**HOW TO COMPLETE THIS TASK:**
Scan the records below. List lines holding "into".
· · · · ·
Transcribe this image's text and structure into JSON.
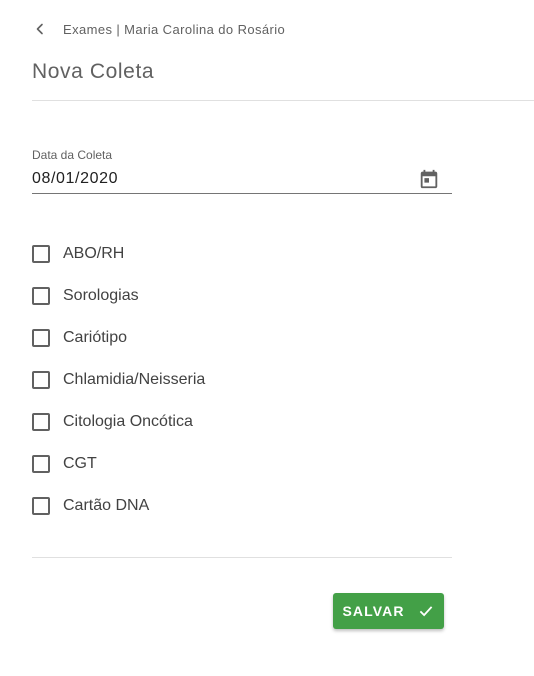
{
  "breadcrumb": {
    "text": "Exames | Maria Carolina do Rosário",
    "icon": "chevron-left-icon"
  },
  "page": {
    "title": "Nova Coleta"
  },
  "date_field": {
    "label": "Data da Coleta",
    "value": "08/01/2020",
    "icon": "calendar-icon"
  },
  "exams": [
    {
      "label": "ABO/RH",
      "checked": false
    },
    {
      "label": "Sorologias",
      "checked": false
    },
    {
      "label": "Cariótipo",
      "checked": false
    },
    {
      "label": "Chlamidia/Neisseria",
      "checked": false
    },
    {
      "label": "Citologia Oncótica",
      "checked": false
    },
    {
      "label": "CGT",
      "checked": false
    },
    {
      "label": "Cartão DNA",
      "checked": false
    }
  ],
  "actions": {
    "save_label": "SALVAR",
    "save_icon": "check-icon",
    "save_color": "#43a047"
  }
}
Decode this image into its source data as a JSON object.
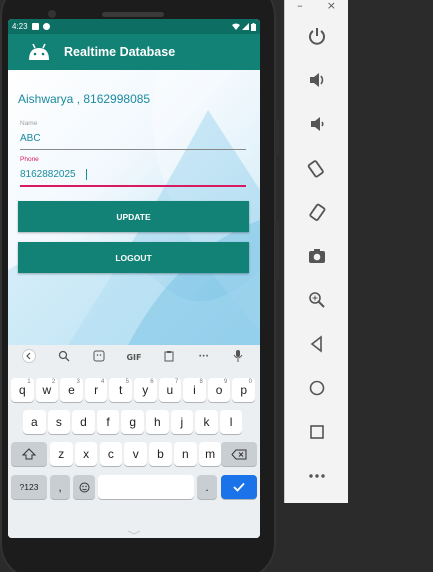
{
  "status_bar": {
    "time": "4:23"
  },
  "app_bar": {
    "title": "Realtime Database"
  },
  "greeting": "Aishwarya , 8162998085",
  "form": {
    "name_label": "Name",
    "name_value": "ABC",
    "phone_label": "Phone",
    "phone_value": "8162882025"
  },
  "buttons": {
    "update": "UPDATE",
    "logout": "LOGOUT"
  },
  "keyboard": {
    "suggestions": [
      "back-icon",
      "search-icon",
      "sticker-icon",
      "GIF",
      "clipboard-icon",
      "more-icon",
      "mic-icon"
    ],
    "gif_label": "GIF",
    "row1": [
      "q",
      "w",
      "e",
      "r",
      "t",
      "y",
      "u",
      "i",
      "o",
      "p"
    ],
    "row1_hints": [
      "1",
      "2",
      "3",
      "4",
      "5",
      "6",
      "7",
      "8",
      "9",
      "0"
    ],
    "row2": [
      "a",
      "s",
      "d",
      "f",
      "g",
      "h",
      "j",
      "k",
      "l"
    ],
    "row3": [
      "z",
      "x",
      "c",
      "v",
      "b",
      "n",
      "m"
    ],
    "symbols_label": "?123",
    "comma": ",",
    "period": "."
  },
  "emulator_panel": {
    "minimize": "–",
    "close": "×",
    "tools": [
      "power-icon",
      "volume-up-icon",
      "volume-down-icon",
      "rotate-left-icon",
      "rotate-right-icon",
      "camera-icon",
      "zoom-icon",
      "back-icon",
      "home-icon",
      "overview-icon",
      "more-icon"
    ]
  },
  "colors": {
    "primary": "#128277",
    "primary_dark": "#0d6e63",
    "accent": "#d81b60",
    "text_teal": "#1a8a9e"
  }
}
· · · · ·
**WRITTEN ANSWER:**
Transcribe this image's text and structure into JSON.
Decode this image into its source data as a JSON object.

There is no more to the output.